Have you ever watched a movie and realized, midway through, you were not sure what kind of movie you were watching? Perhaps the protagonist was suffering from scene to scene and you wanted to hope for a good ending. It is difficult to have hope in the middle of a movie when you aren't sure what kind of story you are watching. This past year has caused many to wonder what kind of story we are living through. Was 2020 the harbinger of a tragic end? Or was it a difficult scene in what is otherwise a hopeful tale?
As we live in this in-between time, this already-but-not-yet reality, we must choose to live like people who know we are living in a redemptive story.
MADE NEW NOW
As Christians, we have an advantage when facing a difficult present: We already know the end of the story. God has shown us the narrative arc and the final scene of history: "Behold, I am making all things new" (Rev. 21:5, ESV). The story ends in a new creation, so we have reason to hope. But God's Word does not give us hope only for the future. We also enjoy a foretaste of the coming Kingdom. Jesus declared that even now His Kingdom is at hand, for He is in our midst—reigning in the hearts of His people (see Matt. 4:17, Lk. 17:20-21, Eph. 3:17, Col. 1:27, 2 Cor. 13:5, et al.).

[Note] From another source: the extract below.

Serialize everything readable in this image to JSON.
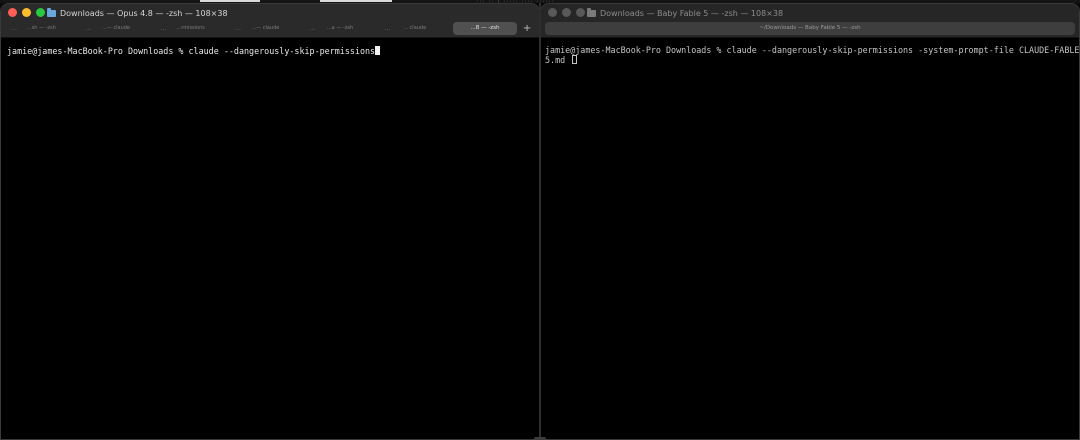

God foretold the dawning of His Kingdom in our hearts through the prophet Ezekiel: "I will give you a new heart and put a new spirit in you; I will remove from you your heart of stone and give you a heart of flesh. And I will put my Spirit in you and move you to follow my decrees and be careful to keep my laws" (Ezek. 36:26-27).
Through Christ's sacrifice on the cross we are utterly changed— transformed completely. Christ's blood is so powerful that Paul could declare, "[I]f anyone is in Christ, the new creation has come: The old has gone, the new is here!" (2 Cor. 5:17).
This means that even now, today, on this side of Christ's first coming, we already experience eternal life. If you have placed your faith in Christ, God's Spirit lives and moves within you. Your once stony heart is now alive. The stain of your past sin has been washed away. You have been freed to live for God, empowered to grow in godliness—to be holy as Almighty God is holy.
ALREADY AND NOT YET
We are already new creations, and yet we still struggle. The battle is won; our victory is sure. And yet, we still fight; we still must don the full armor of God to combat sin, temptation, and our spiritual enemy. Paul gets at this dichotomy in Romans 8. He writes of our life in the Spirit and our freedom from the law of sin and death (see v. 2). He reminds us that the same Spirit who raised Christ from the dead lives in us (see v. 11). He celebrates our adoption as sons of God and inclusion as heirs with Christ (see vv. 15-17). He makes clear that the new creation is not aspirational; it's actual. It is not dependent on our actions, but God's intention.
But Paul also acknowledges "our present sufferings" (v. 18). He sees the creation "groaning" as it awaits the fullness of rebirth (v. 22). Likewise, we, though new creations, still await the final fulfillment of our new birth— that day when our bodies will no longer be subject to death because of sin (see v. 10). We are adopted, but wait eagerly for our adoption (v. 23). We are set free, but long for our final liberation. Although we have tasted of the firstfruits of the Spirit, there is still more to come. At Christ's return, the new Jerusalem will come down out of heaven and God will dwell in our midst. God Himself will wipe our tears away as He makes all things new (see Rev. 21:1-5)!
WHILE WE WAIT
As we live in this in-between time, this already-but-not-yet reality, we must choose to live like people who know we are living in a redemptive story. We must live basking in the glory of our story's fulfillment and the beautiful adventure that awaits us for eternity. This means we participate in God's work in our lives. We do not return to our chains nor harden our hearts so that they again become stone. We live like the heirs of God that we are through Christ. We seek to daily put on the new self, "which is being renewed in knowledge in the image of its Creator" (Col. 3:10), clothing ourselves with Christ whose blood makes our robes white as snow (see Rom. 13:14, Rev. 7:14). And we live with joy. For, He has promised, "Look, I am coming soon! My reward is with me, . . . Blessed are those who wash their robes, that they may have the right to the tree of life and may go through the gates into the city" (Rev. 22:12, 14). Amen. Come quickly, Lord Jesus!